Start of MATERIAL FOR THE TASK
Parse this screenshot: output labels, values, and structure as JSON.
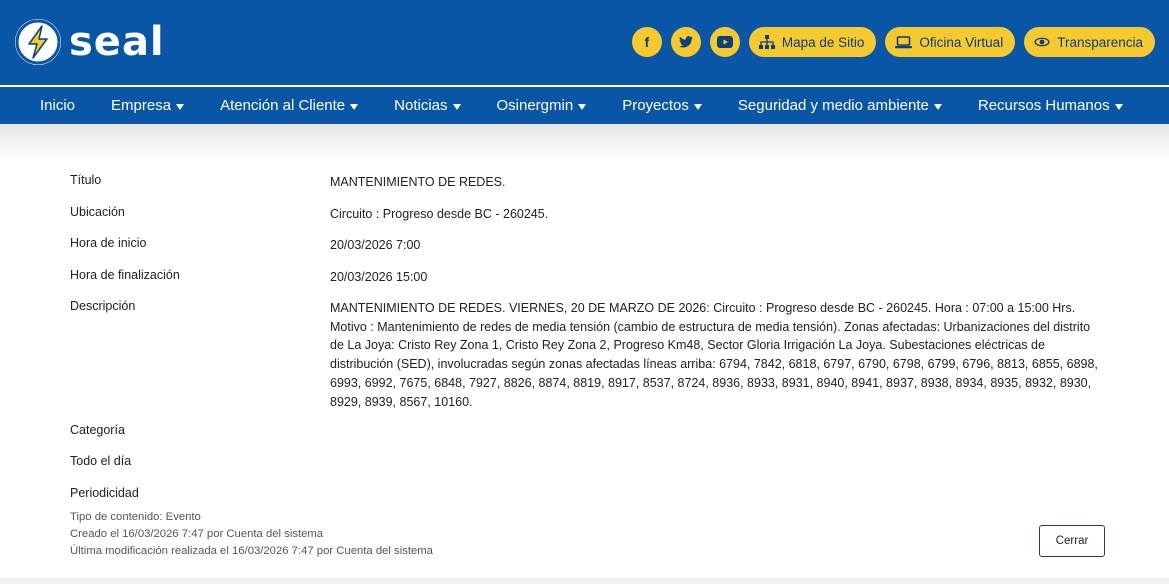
{
  "header": {
    "logo_text": "seal",
    "social": [
      {
        "icon": "facebook-icon",
        "glyph": "f"
      },
      {
        "icon": "twitter-icon",
        "glyph": "t"
      },
      {
        "icon": "youtube-icon",
        "glyph": "▶"
      }
    ],
    "buttons": [
      {
        "label": "Mapa de Sitio",
        "icon": "sitemap-icon"
      },
      {
        "label": "Oficina Virtual",
        "icon": "laptop-icon"
      },
      {
        "label": "Transparencia",
        "icon": "transparency-icon"
      }
    ],
    "colors": {
      "primary": "#0a56a6",
      "accent": "#f6c92f"
    }
  },
  "nav": {
    "items": [
      {
        "label": "Inicio",
        "dropdown": false
      },
      {
        "label": "Empresa",
        "dropdown": true
      },
      {
        "label": "Atención al Cliente",
        "dropdown": true
      },
      {
        "label": "Noticias",
        "dropdown": true
      },
      {
        "label": "Osinergmin",
        "dropdown": true
      },
      {
        "label": "Proyectos",
        "dropdown": true
      },
      {
        "label": "Seguridad y medio ambiente",
        "dropdown": true
      },
      {
        "label": "Recursos Humanos",
        "dropdown": true
      }
    ]
  },
  "event": {
    "fields": [
      {
        "label": "Título",
        "value": "MANTENIMIENTO DE REDES."
      },
      {
        "label": "Ubicación",
        "value": "Circuito : Progreso desde BC - 260245."
      },
      {
        "label": "Hora de inicio",
        "value": "20/03/2026 7:00"
      },
      {
        "label": "Hora de finalización",
        "value": "20/03/2026 15:00"
      },
      {
        "label": "Descripción",
        "value": "MANTENIMIENTO DE REDES. VIERNES, 20 DE MARZO DE 2026: Circuito : Progreso desde BC - 260245. Hora : 07:00 a 15:00 Hrs. Motivo : Mantenimiento de redes de media tensión (cambio de estructura de media tensión). Zonas afectadas: Urbanizaciones del distrito de La Joya: Cristo Rey Zona 1, Cristo Rey Zona 2, Progreso Km48, Sector Gloria Irrigación La Joya. Subestaciones eléctricas de distribución (SED), involucradas según zonas afectadas líneas arriba: 6794, 7842, 6818, 6797, 6790, 6798, 6799, 6796, 8813, 6855, 6898, 6993, 6992, 7675, 6848, 7927, 8826, 8874, 8819, 8917, 8537, 8724, 8936, 8933, 8931, 8940, 8941, 8937, 8938, 8934, 8935, 8932, 8930, 8929, 8939, 8567, 10160."
      },
      {
        "label": "Categoría",
        "value": ""
      },
      {
        "label": "Todo el día",
        "value": ""
      },
      {
        "label": "Periodicidad",
        "value": ""
      }
    ]
  },
  "meta": {
    "content_type": "Tipo de contenido: Evento",
    "created": "Creado el 16/03/2026 7:47 por Cuenta del sistema",
    "modified": "Última modificación realizada el 16/03/2026 7:47 por Cuenta del sistema"
  },
  "actions": {
    "close_label": "Cerrar"
  }
}
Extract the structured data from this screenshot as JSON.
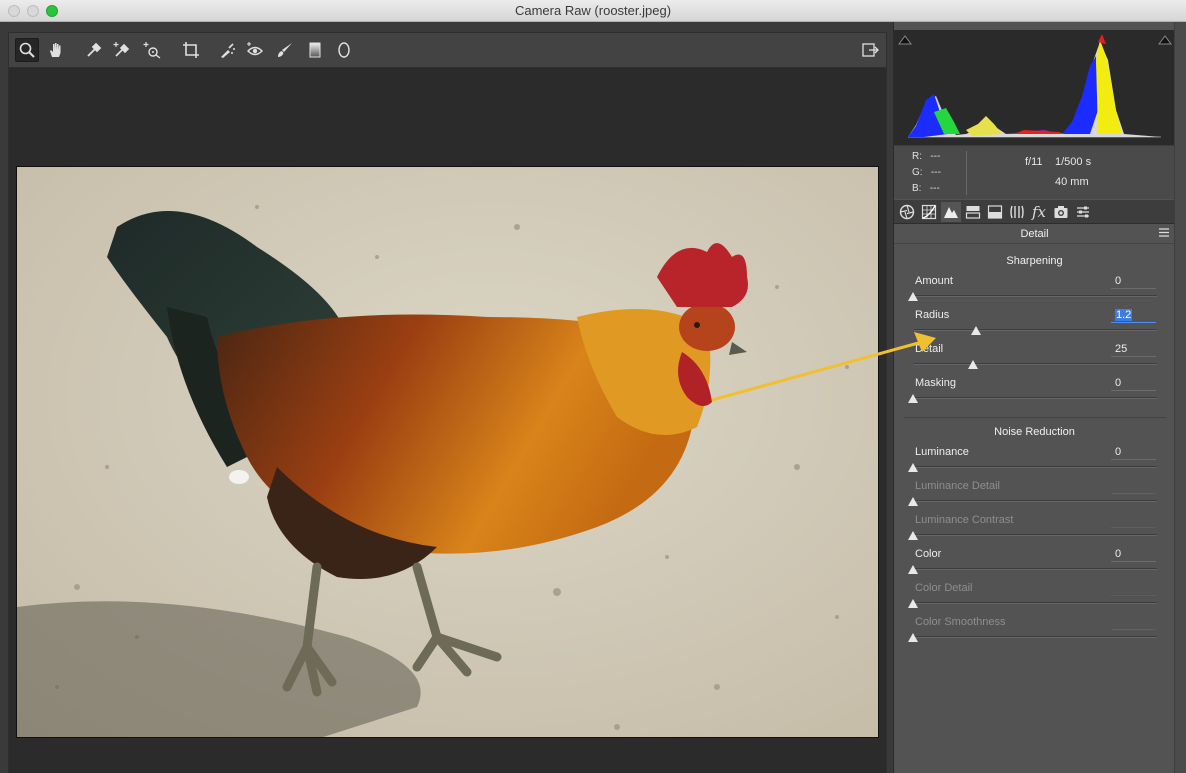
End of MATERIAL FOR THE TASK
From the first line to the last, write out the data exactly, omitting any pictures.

» RESPONSE TO THIS TASK:
Parse this screenshot: output labels, values, and structure as JSON.
{
  "header": {
    "logo_text": "seal",
    "social": [
      {
        "icon": "facebook-icon",
        "glyph": "f"
      },
      {
        "icon": "twitter-icon",
        "glyph": "t"
      },
      {
        "icon": "youtube-icon",
        "glyph": "▶"
      }
    ],
    "buttons": [
      {
        "label": "Mapa de Sitio",
        "icon": "sitemap-icon"
      },
      {
        "label": "Oficina Virtual",
        "icon": "laptop-icon"
      },
      {
        "label": "Transparencia",
        "icon": "transparency-icon"
      }
    ],
    "colors": {
      "primary": "#0a56a6",
      "accent": "#f6c92f"
    }
  },
  "nav": {
    "items": [
      {
        "label": "Inicio",
        "dropdown": false
      },
      {
        "label": "Empresa",
        "dropdown": true
      },
      {
        "label": "Atención al Cliente",
        "dropdown": true
      },
      {
        "label": "Noticias",
        "dropdown": true
      },
      {
        "label": "Osinergmin",
        "dropdown": true
      },
      {
        "label": "Proyectos",
        "dropdown": true
      },
      {
        "label": "Seguridad y medio ambiente",
        "dropdown": true
      },
      {
        "label": "Recursos Humanos",
        "dropdown": true
      }
    ]
  },
  "event": {
    "fields": [
      {
        "label": "Título",
        "value": "MANTENIMIENTO DE REDES."
      },
      {
        "label": "Ubicación",
        "value": "Circuito : Progreso desde BC - 260245."
      },
      {
        "label": "Hora de inicio",
        "value": "20/03/2026 7:00"
      },
      {
        "label": "Hora de finalización",
        "value": "20/03/2026 15:00"
      },
      {
        "label": "Descripción",
        "value": "MANTENIMIENTO DE REDES. VIERNES, 20 DE MARZO DE 2026: Circuito : Progreso desde BC - 260245. Hora : 07:00 a 15:00 Hrs. Motivo : Mantenimiento de redes de media tensión (cambio de estructura de media tensión). Zonas afectadas: Urbanizaciones del distrito de La Joya: Cristo Rey Zona 1, Cristo Rey Zona 2, Progreso Km48, Sector Gloria Irrigación La Joya. Subestaciones eléctricas de distribución (SED), involucradas según zonas afectadas líneas arriba: 6794, 7842, 6818, 6797, 6790, 6798, 6799, 6796, 8813, 6855, 6898, 6993, 6992, 7675, 6848, 7927, 8826, 8874, 8819, 8917, 8537, 8724, 8936, 8933, 8931, 8940, 8941, 8937, 8938, 8934, 8935, 8932, 8930, 8929, 8939, 8567, 10160."
      },
      {
        "label": "Categoría",
        "value": ""
      },
      {
        "label": "Todo el día",
        "value": ""
      },
      {
        "label": "Periodicidad",
        "value": ""
      }
    ]
  },
  "meta": {
    "content_type": "Tipo de contenido: Evento",
    "created": "Creado el 16/03/2026 7:47 por Cuenta del sistema",
    "modified": "Última modificación realizada el 16/03/2026 7:47 por Cuenta del sistema"
  },
  "actions": {
    "close_label": "Cerrar"
  }
}
Extract the structured data from this screenshot as JSON.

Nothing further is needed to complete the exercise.